* Task to complete: The pictures get left out, but everything else in the listing below must be duplicated exactly.

* Listed entries:
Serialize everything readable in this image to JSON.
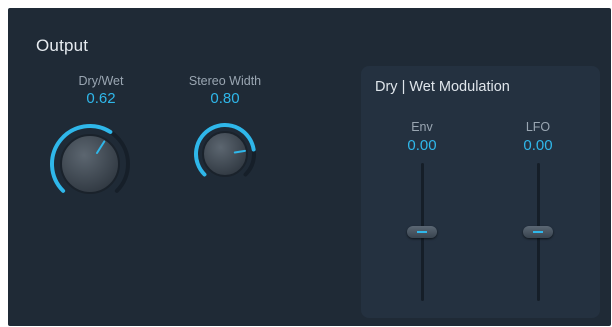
{
  "output": {
    "title": "Output",
    "dry_wet": {
      "label": "Dry/Wet",
      "value": "0.62",
      "level": 0.62
    },
    "stereo_width": {
      "label": "Stereo Width",
      "value": "0.80",
      "level": 0.8
    }
  },
  "modulation": {
    "title": "Dry | Wet Modulation",
    "env": {
      "label": "Env",
      "value": "0.00",
      "level": 0.5
    },
    "lfo": {
      "label": "LFO",
      "value": "0.00",
      "level": 0.5
    }
  },
  "colors": {
    "accent": "#2fb7ea",
    "background": "#1f2a36",
    "box_background": "#243140"
  }
}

* Exercise output:
Serialize everything readable in this image to JSON.
{
  "output": {
    "title": "Output",
    "dry_wet": {
      "label": "Dry/Wet",
      "value": "0.62",
      "level": 0.62
    },
    "stereo_width": {
      "label": "Stereo Width",
      "value": "0.80",
      "level": 0.8
    }
  },
  "modulation": {
    "title": "Dry | Wet Modulation",
    "env": {
      "label": "Env",
      "value": "0.00",
      "level": 0.5
    },
    "lfo": {
      "label": "LFO",
      "value": "0.00",
      "level": 0.5
    }
  },
  "colors": {
    "accent": "#2fb7ea",
    "background": "#1f2a36",
    "box_background": "#243140"
  }
}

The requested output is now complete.